Data items:

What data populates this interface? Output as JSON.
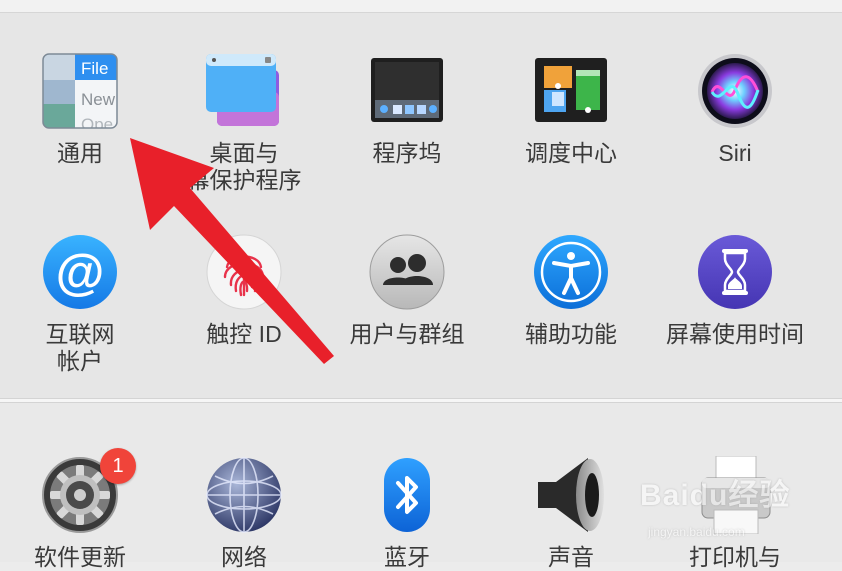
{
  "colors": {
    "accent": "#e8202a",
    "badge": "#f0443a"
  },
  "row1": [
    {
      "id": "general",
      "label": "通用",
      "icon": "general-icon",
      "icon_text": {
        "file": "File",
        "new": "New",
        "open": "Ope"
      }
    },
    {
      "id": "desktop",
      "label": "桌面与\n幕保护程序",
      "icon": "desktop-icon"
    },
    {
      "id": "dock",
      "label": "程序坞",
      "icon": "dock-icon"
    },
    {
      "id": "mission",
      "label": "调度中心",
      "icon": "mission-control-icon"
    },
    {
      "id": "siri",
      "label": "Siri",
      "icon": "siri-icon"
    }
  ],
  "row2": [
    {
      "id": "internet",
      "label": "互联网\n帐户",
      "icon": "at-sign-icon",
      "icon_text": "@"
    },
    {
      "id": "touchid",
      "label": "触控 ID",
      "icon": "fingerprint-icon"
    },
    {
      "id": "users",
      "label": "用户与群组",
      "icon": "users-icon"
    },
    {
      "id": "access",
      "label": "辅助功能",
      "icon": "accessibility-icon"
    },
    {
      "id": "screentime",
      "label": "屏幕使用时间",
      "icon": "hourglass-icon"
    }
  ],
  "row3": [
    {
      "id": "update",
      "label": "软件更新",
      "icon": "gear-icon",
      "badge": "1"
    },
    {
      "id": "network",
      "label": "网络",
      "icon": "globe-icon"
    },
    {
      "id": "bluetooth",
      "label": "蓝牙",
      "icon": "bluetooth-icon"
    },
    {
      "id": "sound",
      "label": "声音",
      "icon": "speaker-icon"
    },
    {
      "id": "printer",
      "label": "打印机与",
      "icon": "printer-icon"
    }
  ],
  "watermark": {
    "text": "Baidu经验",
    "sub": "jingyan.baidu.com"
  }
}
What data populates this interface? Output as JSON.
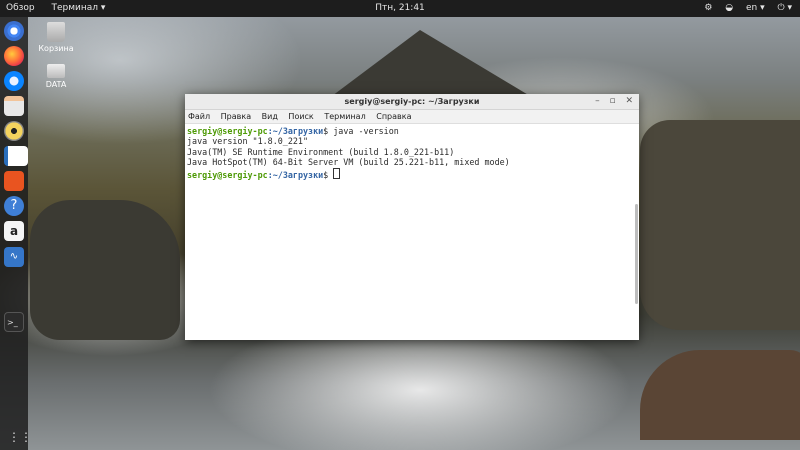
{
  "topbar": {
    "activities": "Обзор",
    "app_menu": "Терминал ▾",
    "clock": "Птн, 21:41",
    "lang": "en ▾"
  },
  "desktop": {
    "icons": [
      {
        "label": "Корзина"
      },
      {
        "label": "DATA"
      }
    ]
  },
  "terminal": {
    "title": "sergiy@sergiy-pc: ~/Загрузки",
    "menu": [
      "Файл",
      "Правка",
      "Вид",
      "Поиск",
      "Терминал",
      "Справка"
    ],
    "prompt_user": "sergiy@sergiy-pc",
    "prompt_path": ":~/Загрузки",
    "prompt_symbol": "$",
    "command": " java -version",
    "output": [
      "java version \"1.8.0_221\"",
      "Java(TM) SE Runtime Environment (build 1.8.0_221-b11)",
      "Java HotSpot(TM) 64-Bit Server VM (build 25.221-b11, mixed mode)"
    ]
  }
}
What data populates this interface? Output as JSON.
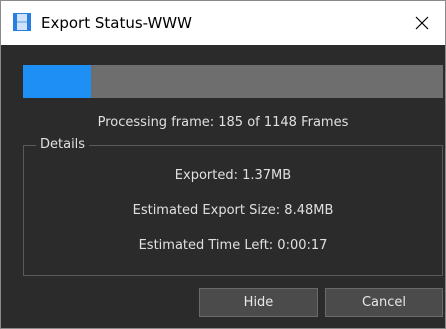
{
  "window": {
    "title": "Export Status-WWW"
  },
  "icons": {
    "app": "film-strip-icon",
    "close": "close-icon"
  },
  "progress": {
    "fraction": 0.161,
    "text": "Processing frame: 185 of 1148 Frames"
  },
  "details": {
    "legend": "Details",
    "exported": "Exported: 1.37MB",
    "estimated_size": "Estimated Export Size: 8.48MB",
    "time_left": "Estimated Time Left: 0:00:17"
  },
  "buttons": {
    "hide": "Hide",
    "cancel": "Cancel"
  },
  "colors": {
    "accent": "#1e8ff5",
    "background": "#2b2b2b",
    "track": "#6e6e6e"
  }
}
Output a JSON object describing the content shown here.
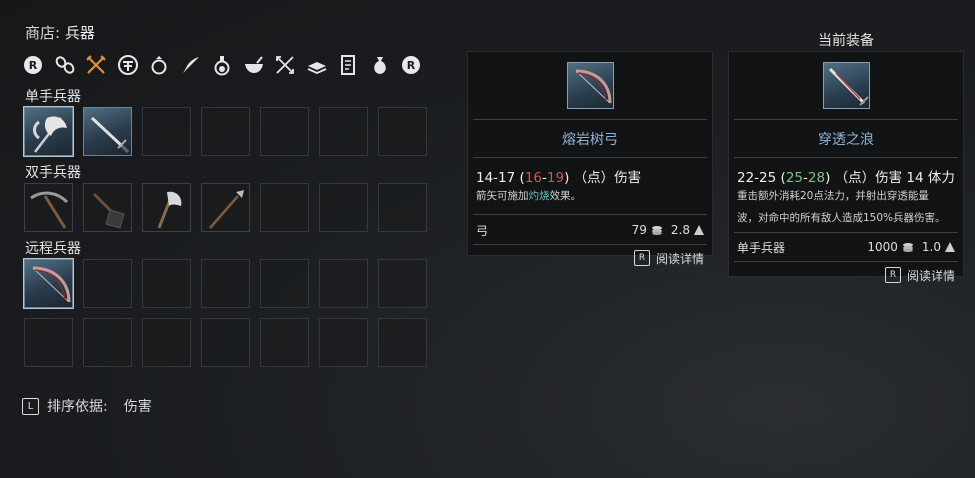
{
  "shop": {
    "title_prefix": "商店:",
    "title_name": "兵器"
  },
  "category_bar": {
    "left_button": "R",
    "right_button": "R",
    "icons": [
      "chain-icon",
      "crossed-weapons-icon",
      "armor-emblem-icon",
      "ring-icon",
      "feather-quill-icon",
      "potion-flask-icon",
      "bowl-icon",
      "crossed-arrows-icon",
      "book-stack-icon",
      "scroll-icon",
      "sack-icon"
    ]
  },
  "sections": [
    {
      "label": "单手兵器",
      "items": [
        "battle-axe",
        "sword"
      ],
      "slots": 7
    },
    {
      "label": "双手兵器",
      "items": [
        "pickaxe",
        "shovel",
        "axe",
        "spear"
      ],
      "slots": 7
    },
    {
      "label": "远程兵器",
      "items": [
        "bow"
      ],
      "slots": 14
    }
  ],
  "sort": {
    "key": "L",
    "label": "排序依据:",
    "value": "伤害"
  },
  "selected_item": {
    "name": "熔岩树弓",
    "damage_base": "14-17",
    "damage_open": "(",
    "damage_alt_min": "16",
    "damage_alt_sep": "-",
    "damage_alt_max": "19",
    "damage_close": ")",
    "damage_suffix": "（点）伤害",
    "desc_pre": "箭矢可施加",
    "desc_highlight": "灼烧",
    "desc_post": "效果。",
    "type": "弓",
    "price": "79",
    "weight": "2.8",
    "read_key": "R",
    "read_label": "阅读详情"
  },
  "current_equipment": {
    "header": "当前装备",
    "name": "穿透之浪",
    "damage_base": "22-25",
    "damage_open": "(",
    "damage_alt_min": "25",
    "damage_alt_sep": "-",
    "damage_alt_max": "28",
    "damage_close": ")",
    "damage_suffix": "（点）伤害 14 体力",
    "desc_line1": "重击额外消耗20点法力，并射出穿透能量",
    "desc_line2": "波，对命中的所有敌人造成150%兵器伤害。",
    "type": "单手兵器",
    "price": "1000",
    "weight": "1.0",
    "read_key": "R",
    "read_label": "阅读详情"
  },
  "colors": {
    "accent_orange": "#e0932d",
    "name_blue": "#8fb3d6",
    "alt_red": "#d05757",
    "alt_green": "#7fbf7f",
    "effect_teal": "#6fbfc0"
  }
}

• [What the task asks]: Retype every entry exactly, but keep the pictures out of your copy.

• [Answer]:
What data populates this interface? Output as JSON.
{
  "colors": {
    "accent": "#e8202a",
    "badge": "#f0443a"
  },
  "row1": [
    {
      "id": "general",
      "label": "通用",
      "icon": "general-icon",
      "icon_text": {
        "file": "File",
        "new": "New",
        "open": "Ope"
      }
    },
    {
      "id": "desktop",
      "label": "桌面与\n幕保护程序",
      "icon": "desktop-icon"
    },
    {
      "id": "dock",
      "label": "程序坞",
      "icon": "dock-icon"
    },
    {
      "id": "mission",
      "label": "调度中心",
      "icon": "mission-control-icon"
    },
    {
      "id": "siri",
      "label": "Siri",
      "icon": "siri-icon"
    }
  ],
  "row2": [
    {
      "id": "internet",
      "label": "互联网\n帐户",
      "icon": "at-sign-icon",
      "icon_text": "@"
    },
    {
      "id": "touchid",
      "label": "触控 ID",
      "icon": "fingerprint-icon"
    },
    {
      "id": "users",
      "label": "用户与群组",
      "icon": "users-icon"
    },
    {
      "id": "access",
      "label": "辅助功能",
      "icon": "accessibility-icon"
    },
    {
      "id": "screentime",
      "label": "屏幕使用时间",
      "icon": "hourglass-icon"
    }
  ],
  "row3": [
    {
      "id": "update",
      "label": "软件更新",
      "icon": "gear-icon",
      "badge": "1"
    },
    {
      "id": "network",
      "label": "网络",
      "icon": "globe-icon"
    },
    {
      "id": "bluetooth",
      "label": "蓝牙",
      "icon": "bluetooth-icon"
    },
    {
      "id": "sound",
      "label": "声音",
      "icon": "speaker-icon"
    },
    {
      "id": "printer",
      "label": "打印机与",
      "icon": "printer-icon"
    }
  ],
  "watermark": {
    "text": "Baidu经验",
    "sub": "jingyan.baidu.com"
  }
}
What data populates this interface? Output as JSON.
{
  "topbar": {
    "activities": "Обзор",
    "app_menu": "Терминал ▾",
    "clock": "Птн, 21:41",
    "lang": "en ▾"
  },
  "desktop": {
    "icons": [
      {
        "label": "Корзина"
      },
      {
        "label": "DATA"
      }
    ]
  },
  "terminal": {
    "title": "sergiy@sergiy-pc: ~/Загрузки",
    "menu": [
      "Файл",
      "Правка",
      "Вид",
      "Поиск",
      "Терминал",
      "Справка"
    ],
    "prompt_user": "sergiy@sergiy-pc",
    "prompt_path": ":~/Загрузки",
    "prompt_symbol": "$",
    "command": " java -version",
    "output": [
      "java version \"1.8.0_221\"",
      "Java(TM) SE Runtime Environment (build 1.8.0_221-b11)",
      "Java HotSpot(TM) 64-Bit Server VM (build 25.221-b11, mixed mode)"
    ]
  }
}
What data populates this interface? Output as JSON.
{
  "window": {
    "title": "Export Status-WWW"
  },
  "icons": {
    "app": "film-strip-icon",
    "close": "close-icon"
  },
  "progress": {
    "fraction": 0.161,
    "text": "Processing frame: 185 of 1148 Frames"
  },
  "details": {
    "legend": "Details",
    "exported": "Exported: 1.37MB",
    "estimated_size": "Estimated Export Size: 8.48MB",
    "time_left": "Estimated Time Left: 0:00:17"
  },
  "buttons": {
    "hide": "Hide",
    "cancel": "Cancel"
  },
  "colors": {
    "accent": "#1e8ff5",
    "background": "#2b2b2b",
    "track": "#6e6e6e"
  }
}
Output a JSON object describing the content shown here.
{
  "shop": {
    "title_prefix": "商店:",
    "title_name": "兵器"
  },
  "category_bar": {
    "left_button": "R",
    "right_button": "R",
    "icons": [
      "chain-icon",
      "crossed-weapons-icon",
      "armor-emblem-icon",
      "ring-icon",
      "feather-quill-icon",
      "potion-flask-icon",
      "bowl-icon",
      "crossed-arrows-icon",
      "book-stack-icon",
      "scroll-icon",
      "sack-icon"
    ]
  },
  "sections": [
    {
      "label": "单手兵器",
      "items": [
        "battle-axe",
        "sword"
      ],
      "slots": 7
    },
    {
      "label": "双手兵器",
      "items": [
        "pickaxe",
        "shovel",
        "axe",
        "spear"
      ],
      "slots": 7
    },
    {
      "label": "远程兵器",
      "items": [
        "bow"
      ],
      "slots": 14
    }
  ],
  "sort": {
    "key": "L",
    "label": "排序依据:",
    "value": "伤害"
  },
  "selected_item": {
    "name": "熔岩树弓",
    "damage_base": "14-17",
    "damage_open": "(",
    "damage_alt_min": "16",
    "damage_alt_sep": "-",
    "damage_alt_max": "19",
    "damage_close": ")",
    "damage_suffix": "（点）伤害",
    "desc_pre": "箭矢可施加",
    "desc_highlight": "灼烧",
    "desc_post": "效果。",
    "type": "弓",
    "price": "79",
    "weight": "2.8",
    "read_key": "R",
    "read_label": "阅读详情"
  },
  "current_equipment": {
    "header": "当前装备",
    "name": "穿透之浪",
    "damage_base": "22-25",
    "damage_open": "(",
    "damage_alt_min": "25",
    "damage_alt_sep": "-",
    "damage_alt_max": "28",
    "damage_close": ")",
    "damage_suffix": "（点）伤害 14 体力",
    "desc_line1": "重击额外消耗20点法力，并射出穿透能量",
    "desc_line2": "波，对命中的所有敌人造成150%兵器伤害。",
    "type": "单手兵器",
    "price": "1000",
    "weight": "1.0",
    "read_key": "R",
    "read_label": "阅读详情"
  },
  "colors": {
    "accent_orange": "#e0932d",
    "name_blue": "#8fb3d6",
    "alt_red": "#d05757",
    "alt_green": "#7fbf7f",
    "effect_teal": "#6fbfc0"
  }
}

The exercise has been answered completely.